Return, from the data that follows, each line that holds the word "sənədlərin".

Information provided:
^^^^
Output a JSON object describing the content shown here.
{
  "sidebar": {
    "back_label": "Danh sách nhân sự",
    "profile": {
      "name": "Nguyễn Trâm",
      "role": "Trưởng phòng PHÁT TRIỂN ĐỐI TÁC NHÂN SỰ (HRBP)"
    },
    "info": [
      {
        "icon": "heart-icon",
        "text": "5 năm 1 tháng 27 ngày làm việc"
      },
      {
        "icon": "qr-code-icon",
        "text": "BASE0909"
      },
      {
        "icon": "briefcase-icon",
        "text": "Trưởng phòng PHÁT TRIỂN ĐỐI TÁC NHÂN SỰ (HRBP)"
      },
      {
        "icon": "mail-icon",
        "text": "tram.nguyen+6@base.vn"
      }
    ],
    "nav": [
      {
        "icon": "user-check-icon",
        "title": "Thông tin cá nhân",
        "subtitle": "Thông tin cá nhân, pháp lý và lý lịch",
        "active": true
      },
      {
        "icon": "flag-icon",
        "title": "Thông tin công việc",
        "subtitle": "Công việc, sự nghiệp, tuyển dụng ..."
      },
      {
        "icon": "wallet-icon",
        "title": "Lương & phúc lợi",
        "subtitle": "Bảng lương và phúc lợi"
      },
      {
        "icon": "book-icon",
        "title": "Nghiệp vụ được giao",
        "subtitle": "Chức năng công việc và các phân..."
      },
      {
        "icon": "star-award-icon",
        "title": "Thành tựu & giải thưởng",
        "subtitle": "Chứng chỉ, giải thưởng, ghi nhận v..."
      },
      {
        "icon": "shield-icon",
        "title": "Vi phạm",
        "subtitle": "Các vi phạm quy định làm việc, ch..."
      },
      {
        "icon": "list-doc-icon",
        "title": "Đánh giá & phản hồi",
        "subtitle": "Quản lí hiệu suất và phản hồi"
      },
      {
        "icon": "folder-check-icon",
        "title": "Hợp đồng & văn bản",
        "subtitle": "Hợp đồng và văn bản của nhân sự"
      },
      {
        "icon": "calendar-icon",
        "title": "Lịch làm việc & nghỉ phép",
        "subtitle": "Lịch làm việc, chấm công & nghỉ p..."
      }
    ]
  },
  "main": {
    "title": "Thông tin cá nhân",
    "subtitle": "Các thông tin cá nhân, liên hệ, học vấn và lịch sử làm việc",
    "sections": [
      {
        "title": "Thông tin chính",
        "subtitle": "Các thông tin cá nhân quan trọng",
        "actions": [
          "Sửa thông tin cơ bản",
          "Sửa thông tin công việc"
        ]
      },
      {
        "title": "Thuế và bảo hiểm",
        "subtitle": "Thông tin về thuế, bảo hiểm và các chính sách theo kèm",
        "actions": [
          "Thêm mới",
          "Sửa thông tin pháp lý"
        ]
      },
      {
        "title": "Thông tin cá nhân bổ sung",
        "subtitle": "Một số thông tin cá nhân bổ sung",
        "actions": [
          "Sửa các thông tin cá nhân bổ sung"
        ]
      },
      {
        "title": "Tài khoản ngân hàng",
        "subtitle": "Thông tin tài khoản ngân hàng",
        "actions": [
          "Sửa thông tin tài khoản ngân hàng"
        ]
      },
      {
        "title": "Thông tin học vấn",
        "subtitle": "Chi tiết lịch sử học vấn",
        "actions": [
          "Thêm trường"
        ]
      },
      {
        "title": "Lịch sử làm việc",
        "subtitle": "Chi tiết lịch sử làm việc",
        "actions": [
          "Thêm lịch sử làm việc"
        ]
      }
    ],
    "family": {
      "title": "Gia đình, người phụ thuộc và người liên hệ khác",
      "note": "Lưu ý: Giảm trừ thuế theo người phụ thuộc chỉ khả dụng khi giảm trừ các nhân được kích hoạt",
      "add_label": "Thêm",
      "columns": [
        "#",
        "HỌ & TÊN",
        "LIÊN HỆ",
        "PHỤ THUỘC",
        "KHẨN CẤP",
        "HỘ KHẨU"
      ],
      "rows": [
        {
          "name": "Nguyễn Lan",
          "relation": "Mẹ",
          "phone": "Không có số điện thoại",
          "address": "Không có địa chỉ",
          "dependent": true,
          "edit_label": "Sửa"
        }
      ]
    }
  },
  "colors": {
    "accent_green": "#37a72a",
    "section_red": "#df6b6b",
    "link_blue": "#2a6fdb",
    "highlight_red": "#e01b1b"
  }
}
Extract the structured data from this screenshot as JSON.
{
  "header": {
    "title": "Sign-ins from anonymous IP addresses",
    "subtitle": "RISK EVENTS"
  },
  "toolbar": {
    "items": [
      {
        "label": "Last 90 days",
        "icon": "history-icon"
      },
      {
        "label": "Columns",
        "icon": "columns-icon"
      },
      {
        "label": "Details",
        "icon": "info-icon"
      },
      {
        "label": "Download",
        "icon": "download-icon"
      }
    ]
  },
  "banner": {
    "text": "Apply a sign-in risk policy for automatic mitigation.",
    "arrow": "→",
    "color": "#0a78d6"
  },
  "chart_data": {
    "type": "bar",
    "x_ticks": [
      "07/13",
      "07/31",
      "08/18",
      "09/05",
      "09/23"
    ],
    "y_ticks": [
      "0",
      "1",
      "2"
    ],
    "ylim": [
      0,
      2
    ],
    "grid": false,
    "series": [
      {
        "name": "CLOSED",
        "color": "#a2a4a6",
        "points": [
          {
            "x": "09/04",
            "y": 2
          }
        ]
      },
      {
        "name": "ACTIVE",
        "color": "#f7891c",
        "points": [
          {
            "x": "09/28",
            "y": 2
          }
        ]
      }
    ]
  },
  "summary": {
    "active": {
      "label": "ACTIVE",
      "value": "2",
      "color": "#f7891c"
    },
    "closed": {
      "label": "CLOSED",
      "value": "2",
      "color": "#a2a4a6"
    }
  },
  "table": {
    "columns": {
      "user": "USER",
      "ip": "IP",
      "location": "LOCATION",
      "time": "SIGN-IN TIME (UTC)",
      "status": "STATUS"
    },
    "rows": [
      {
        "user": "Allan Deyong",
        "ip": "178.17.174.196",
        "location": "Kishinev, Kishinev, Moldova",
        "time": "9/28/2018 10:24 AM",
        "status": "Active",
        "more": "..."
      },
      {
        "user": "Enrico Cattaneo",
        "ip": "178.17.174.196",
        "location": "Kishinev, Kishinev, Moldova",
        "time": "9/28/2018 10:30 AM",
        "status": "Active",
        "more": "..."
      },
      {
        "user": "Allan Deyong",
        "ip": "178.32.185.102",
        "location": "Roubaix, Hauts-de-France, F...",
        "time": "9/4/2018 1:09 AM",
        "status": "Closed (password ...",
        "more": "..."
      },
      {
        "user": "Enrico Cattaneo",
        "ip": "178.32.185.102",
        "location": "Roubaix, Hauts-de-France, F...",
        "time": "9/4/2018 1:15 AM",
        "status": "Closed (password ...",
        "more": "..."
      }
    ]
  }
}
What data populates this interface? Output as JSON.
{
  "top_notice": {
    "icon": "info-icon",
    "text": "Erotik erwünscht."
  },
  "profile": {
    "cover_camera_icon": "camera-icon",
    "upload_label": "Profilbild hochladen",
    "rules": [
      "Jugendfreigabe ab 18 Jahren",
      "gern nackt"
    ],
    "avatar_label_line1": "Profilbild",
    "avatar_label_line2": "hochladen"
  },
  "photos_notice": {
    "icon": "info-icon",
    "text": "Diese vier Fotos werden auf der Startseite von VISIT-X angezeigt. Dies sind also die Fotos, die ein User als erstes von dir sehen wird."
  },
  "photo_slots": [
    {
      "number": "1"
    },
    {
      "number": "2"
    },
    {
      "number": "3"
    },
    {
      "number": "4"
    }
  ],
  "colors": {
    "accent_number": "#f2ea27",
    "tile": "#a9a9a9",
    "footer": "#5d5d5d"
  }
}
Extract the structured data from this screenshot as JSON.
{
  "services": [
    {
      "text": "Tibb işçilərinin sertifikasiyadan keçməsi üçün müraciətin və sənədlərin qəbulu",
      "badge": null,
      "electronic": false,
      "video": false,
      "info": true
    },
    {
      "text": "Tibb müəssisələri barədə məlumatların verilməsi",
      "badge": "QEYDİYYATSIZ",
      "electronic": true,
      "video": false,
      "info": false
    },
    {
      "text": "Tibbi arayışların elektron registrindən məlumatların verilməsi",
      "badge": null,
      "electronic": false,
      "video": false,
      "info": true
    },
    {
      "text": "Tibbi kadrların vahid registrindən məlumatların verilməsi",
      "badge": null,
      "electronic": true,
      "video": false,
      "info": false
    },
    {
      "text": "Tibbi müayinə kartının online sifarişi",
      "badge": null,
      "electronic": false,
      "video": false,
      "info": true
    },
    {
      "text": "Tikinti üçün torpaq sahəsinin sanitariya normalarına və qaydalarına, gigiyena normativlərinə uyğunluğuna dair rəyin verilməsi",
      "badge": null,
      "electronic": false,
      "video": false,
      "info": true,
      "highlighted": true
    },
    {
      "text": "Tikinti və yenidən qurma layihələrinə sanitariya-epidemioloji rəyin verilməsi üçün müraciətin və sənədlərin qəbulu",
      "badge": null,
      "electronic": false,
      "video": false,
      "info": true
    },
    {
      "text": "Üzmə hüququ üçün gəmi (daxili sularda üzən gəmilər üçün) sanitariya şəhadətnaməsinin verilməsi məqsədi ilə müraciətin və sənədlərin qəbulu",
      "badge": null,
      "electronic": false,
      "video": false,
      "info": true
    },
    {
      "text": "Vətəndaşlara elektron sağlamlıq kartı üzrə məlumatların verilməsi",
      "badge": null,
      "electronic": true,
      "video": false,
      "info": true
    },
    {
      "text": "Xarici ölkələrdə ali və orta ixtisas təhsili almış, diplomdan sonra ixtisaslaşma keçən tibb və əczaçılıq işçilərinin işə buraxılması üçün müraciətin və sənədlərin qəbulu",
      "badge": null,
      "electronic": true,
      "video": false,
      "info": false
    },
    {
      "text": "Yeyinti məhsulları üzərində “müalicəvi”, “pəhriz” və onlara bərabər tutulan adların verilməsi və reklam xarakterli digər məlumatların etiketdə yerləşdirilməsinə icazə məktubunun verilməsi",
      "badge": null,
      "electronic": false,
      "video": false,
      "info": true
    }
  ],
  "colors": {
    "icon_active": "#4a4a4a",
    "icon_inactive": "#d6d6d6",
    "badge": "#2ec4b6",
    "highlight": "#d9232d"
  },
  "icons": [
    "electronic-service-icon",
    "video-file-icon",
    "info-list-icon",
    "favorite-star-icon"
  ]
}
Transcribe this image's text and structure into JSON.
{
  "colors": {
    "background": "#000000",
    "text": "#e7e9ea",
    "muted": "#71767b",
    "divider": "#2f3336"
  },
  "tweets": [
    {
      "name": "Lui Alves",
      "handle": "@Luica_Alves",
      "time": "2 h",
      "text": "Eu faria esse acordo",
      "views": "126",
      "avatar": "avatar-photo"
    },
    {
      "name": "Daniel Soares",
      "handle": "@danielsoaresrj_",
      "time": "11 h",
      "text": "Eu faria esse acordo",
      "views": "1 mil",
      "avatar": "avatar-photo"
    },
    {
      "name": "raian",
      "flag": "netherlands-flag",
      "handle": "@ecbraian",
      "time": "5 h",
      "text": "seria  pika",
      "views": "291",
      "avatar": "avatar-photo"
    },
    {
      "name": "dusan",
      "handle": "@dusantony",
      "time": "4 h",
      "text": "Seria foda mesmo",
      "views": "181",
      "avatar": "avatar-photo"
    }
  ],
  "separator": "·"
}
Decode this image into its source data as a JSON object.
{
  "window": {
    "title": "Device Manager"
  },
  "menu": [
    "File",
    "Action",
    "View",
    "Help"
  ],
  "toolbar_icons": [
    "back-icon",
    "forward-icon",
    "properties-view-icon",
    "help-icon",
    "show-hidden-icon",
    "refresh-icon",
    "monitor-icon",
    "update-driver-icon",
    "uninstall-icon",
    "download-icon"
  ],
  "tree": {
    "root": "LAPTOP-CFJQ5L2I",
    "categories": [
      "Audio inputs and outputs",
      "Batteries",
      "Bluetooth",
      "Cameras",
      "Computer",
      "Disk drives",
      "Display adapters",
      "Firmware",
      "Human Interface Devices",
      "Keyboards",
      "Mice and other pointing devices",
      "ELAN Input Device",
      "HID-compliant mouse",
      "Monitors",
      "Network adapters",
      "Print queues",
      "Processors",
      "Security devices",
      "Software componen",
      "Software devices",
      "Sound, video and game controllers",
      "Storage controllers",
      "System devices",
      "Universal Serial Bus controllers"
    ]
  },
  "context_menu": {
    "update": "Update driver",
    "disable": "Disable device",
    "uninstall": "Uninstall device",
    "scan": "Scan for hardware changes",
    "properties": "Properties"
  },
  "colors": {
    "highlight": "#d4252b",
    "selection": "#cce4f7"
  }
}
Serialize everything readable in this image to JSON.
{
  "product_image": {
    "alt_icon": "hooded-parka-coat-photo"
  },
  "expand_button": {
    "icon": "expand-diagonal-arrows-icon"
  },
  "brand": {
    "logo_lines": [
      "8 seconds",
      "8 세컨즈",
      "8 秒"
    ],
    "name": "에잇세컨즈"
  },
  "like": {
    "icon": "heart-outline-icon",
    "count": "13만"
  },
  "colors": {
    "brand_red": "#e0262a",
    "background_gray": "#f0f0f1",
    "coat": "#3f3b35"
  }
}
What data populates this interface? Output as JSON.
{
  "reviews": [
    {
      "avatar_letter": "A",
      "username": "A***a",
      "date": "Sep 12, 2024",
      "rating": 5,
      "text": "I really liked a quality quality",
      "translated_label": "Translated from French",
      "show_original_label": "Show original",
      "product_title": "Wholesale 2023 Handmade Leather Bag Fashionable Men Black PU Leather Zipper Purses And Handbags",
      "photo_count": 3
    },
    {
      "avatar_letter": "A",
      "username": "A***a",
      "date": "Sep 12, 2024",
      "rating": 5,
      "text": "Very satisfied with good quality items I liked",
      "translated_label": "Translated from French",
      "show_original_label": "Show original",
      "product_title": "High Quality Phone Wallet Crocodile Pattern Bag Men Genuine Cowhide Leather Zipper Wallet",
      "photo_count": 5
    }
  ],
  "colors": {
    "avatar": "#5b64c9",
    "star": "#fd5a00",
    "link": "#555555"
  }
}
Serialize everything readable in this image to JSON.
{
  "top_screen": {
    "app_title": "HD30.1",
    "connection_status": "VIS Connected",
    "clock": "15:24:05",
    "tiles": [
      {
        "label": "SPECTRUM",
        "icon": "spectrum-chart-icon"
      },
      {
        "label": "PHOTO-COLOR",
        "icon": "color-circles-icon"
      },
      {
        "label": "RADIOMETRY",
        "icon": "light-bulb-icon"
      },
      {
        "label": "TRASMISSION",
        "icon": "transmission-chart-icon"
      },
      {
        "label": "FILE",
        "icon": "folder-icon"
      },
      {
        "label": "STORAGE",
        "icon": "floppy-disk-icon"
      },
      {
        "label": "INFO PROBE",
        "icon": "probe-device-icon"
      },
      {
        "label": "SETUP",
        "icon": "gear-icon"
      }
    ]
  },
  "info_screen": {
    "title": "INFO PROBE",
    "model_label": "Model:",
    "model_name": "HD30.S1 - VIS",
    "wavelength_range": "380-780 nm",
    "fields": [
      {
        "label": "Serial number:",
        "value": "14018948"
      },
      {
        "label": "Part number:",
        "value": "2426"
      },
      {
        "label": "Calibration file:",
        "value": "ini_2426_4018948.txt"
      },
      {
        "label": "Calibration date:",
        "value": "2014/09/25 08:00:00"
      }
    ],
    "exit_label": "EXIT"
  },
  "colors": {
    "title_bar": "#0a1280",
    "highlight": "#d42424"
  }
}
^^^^
Exercise output:
      "text": "Tibb işçilərinin sertifikasiyadan keçməsi üçün müraciətin və sənədlərin qəbulu",
      "text": "Tikinti və yenidən qurma layihələrinə sanitariya-epidemioloji rəyin verilməsi üçün müraciətin və sənədlərin qəbulu",
      "text": "Üzmə hüququ üçün gəmi (daxili sularda üzən gəmilər üçün) sanitariya şəhadətnaməsinin verilməsi məqsədi ilə müraciətin və sənədlərin qəbulu",
      "text": "Xarici ölkələrdə ali və orta ixtisas təhsili almış, diplomdan sonra ixtisaslaşma keçən tibb və əczaçılıq işçilərinin işə buraxılması üçün müraciətin və sənədlərin qəbulu",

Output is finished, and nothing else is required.